Thursday 12th January 2017
One of the most intriguing chapters in early medieval archaeology is an outbreak of grave disturbance which stretched from Hungary to England, peaking in the 7th century AD. Thousands of recent burials were reopened and rifled, with grave-goods and human remains removed or scattered. Traditionally labelled as grave-robbery, this early reopening has been recognised since the 19th century, but until recently little comparative work had been carried out between sites or regions, and there was almost no systematic research into its causes.
Now this has changed: substantive empirical research is being carried out in England, Germany, France, the Low Countries, and Austria. Results so far include significant new findings about the date, extent, and nature of the practice. We can now see that this is by no means straightforward robbing for material gain. Understanding reopening can shed new light on burial rituals themselves: new interpretations explore attitudes to death, decay, commemoration, possessions, and ancestors.
This will be the first conference on the fascinating phenomenon of Merovingian-period grave disturbance since 1977. With the support of Riksbankens Jubileumsfond, the symposium will bring together researchers working on reopening evidence in five areas of early medieval Europe, plus an advisory panel of scholars based in Europe and the US.
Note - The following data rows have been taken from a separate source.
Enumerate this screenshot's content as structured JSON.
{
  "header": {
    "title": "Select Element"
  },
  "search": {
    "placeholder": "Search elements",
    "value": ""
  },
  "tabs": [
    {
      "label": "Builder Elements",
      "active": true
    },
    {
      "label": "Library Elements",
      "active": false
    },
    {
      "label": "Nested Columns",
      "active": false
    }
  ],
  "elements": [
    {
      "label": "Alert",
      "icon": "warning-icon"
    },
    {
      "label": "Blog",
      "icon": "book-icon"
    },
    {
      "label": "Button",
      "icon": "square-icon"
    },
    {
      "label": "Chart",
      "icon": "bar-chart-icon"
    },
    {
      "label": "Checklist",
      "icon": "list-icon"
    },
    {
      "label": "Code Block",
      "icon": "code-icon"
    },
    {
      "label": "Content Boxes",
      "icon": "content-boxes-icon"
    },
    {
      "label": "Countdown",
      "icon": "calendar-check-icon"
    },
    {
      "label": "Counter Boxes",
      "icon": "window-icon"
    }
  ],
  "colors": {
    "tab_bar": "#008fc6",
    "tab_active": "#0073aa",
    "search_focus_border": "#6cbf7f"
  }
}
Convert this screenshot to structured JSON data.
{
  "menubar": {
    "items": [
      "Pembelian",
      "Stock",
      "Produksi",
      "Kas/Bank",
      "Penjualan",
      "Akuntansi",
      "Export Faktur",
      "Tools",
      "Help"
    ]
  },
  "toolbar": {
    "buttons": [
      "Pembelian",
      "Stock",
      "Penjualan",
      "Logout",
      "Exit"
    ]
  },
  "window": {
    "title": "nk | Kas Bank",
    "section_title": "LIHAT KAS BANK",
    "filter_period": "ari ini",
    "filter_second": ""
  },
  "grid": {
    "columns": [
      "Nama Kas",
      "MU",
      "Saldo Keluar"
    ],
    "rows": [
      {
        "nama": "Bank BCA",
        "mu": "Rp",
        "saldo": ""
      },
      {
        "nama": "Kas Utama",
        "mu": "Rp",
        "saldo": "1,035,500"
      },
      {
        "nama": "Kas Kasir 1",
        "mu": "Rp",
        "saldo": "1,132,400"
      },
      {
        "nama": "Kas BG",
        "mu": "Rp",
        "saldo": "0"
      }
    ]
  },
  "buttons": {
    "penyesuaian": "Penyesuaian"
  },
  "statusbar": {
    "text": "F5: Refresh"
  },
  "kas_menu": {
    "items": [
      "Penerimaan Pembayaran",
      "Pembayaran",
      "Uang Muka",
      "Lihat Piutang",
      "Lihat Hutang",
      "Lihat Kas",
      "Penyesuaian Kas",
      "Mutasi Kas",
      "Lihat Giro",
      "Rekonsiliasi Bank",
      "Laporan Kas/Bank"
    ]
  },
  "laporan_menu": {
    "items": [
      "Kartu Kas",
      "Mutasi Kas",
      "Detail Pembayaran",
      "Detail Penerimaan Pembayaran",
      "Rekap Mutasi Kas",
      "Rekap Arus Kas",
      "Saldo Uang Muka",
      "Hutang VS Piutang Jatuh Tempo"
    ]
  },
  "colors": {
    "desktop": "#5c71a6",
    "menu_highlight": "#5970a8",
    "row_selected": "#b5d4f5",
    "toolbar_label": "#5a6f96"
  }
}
On Thursday 12th January the talks will be open to the interested public.
The symposium will run from 09:00 to 17:00.
Attendance is free but registration is required. Please use this form to register.
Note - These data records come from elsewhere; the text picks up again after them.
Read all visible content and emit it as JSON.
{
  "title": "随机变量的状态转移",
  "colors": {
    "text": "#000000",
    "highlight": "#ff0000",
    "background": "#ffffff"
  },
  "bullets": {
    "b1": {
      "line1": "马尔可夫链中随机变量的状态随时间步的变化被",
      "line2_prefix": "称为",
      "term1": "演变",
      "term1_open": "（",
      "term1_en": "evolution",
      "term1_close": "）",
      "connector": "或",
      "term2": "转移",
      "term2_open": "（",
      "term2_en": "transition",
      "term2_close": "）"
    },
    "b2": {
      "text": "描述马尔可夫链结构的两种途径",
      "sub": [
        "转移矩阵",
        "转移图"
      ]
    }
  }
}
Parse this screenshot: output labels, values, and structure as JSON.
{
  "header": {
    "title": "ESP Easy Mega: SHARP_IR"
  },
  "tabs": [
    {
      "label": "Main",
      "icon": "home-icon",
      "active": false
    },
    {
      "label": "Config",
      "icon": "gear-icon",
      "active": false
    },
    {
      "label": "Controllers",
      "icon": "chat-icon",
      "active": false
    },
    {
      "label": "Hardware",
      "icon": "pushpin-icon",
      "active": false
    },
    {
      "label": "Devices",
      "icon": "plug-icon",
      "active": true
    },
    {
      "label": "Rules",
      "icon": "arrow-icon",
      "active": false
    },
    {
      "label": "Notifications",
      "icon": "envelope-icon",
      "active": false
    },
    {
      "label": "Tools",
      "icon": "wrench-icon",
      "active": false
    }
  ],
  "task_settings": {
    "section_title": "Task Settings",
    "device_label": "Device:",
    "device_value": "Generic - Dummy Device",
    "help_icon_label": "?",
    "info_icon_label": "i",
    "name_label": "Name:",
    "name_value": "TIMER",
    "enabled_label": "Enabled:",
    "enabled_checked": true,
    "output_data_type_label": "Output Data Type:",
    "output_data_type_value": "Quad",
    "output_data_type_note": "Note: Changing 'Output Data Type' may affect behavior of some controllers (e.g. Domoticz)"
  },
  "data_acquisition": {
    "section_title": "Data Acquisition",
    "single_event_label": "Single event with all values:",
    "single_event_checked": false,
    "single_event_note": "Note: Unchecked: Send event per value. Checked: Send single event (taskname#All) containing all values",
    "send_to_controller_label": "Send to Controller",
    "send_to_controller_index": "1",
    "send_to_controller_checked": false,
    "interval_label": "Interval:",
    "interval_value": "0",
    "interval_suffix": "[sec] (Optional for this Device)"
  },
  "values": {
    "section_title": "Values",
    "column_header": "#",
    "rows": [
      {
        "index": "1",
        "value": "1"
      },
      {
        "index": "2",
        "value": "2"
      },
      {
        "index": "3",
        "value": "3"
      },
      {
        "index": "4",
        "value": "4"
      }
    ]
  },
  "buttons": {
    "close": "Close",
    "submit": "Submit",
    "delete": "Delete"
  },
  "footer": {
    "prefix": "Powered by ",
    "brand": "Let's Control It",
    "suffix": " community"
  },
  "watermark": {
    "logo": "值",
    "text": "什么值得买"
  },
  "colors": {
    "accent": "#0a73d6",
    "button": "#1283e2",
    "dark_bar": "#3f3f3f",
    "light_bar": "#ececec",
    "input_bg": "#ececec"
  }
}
The symposium will take place in the main seminar room on the entrance floor (Floor 3) of the Department of Archaeology and Classical Studies, Stockholm University. For a map and detailed directions please see the department website.
Tea, coffee, and light refreshments will be served during the morning and afternoon breaks, but lunch is not provided. A range of cafés and restaurants can be found on the university campus or nearby.
There is also a student kitchen in the department (on the same floor as the conference room) where you can eat sandwiches or warm food in microwaves.
Stockholms Lokaltrafik (SL) for underground, buses, boats etc.
For more information, please contact Dr Alison Klevnäs (firstname.lastname@example.org).
Dr Edeltraud Aspöck, Institute for Oriental and European Archaeology, Austrian Academy of Sciences, Vienna, Austria
Dr Alison Klevnäs
Department of Archaeology and Classical Studies, Stockholm University, Sweden
Martine C. van Haperen
Faculty of Archaeology, Department of Provincial Roman and Medieval Archaeology, Leiden University, Netherlands
Centre for Medieval Studies (CESCM), University of Poitiers, France
Dr Stephanie Zintl
Bayerisches Landesamt für Denkmalpflege
Institut für Archäologische Wissenschaften, Abteilung frühgeschichtliche Archäologie und Archäologie des Mittelalters, Albert-Ludwigs-Universität Freiburg i. Br, Germany
Professor Dawn Hadley, Department of Archaeology, University of Sheffield, UK
Dr Catherine Hills, University of Cambridge, UK
Dr Liv Nilsson Stutz, Department of Anthropology, Emory University, US
Dr Estella Weiss-Krejci, Austrian Academy of Sciences, Vienna, Austria
Dr Nils Müller-Scheeßel, Christian-Albrechts-Universität zu Kiel, Germany
Dr Fredrik Ekengren, Lund University, Sweden